### Work instruction
Search the entries for the word "legend" and copy each line that has it.

Component data from apps and pages:
---+---
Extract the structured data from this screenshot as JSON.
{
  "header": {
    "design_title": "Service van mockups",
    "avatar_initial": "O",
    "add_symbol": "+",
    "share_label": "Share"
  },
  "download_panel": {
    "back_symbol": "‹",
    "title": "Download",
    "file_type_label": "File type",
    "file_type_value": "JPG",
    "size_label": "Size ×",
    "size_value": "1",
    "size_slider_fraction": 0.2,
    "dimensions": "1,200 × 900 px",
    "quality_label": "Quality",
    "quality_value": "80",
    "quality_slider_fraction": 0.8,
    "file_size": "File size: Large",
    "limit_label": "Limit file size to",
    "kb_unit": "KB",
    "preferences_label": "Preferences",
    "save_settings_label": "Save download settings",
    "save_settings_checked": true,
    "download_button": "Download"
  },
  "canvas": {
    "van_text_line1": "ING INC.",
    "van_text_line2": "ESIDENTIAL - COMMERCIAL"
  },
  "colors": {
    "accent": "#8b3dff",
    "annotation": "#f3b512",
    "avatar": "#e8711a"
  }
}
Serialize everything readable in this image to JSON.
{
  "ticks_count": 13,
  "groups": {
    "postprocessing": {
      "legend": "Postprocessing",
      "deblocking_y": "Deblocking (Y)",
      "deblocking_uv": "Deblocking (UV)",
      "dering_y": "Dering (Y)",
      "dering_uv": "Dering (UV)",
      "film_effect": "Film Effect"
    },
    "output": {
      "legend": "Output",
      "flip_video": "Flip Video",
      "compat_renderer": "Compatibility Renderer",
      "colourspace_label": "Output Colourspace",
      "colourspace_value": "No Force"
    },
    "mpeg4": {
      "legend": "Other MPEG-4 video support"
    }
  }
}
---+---
### Exercise response
      "legend": "Postprocessing",
      "legend": "Output",
      "legend": "Other MPEG-4 video support"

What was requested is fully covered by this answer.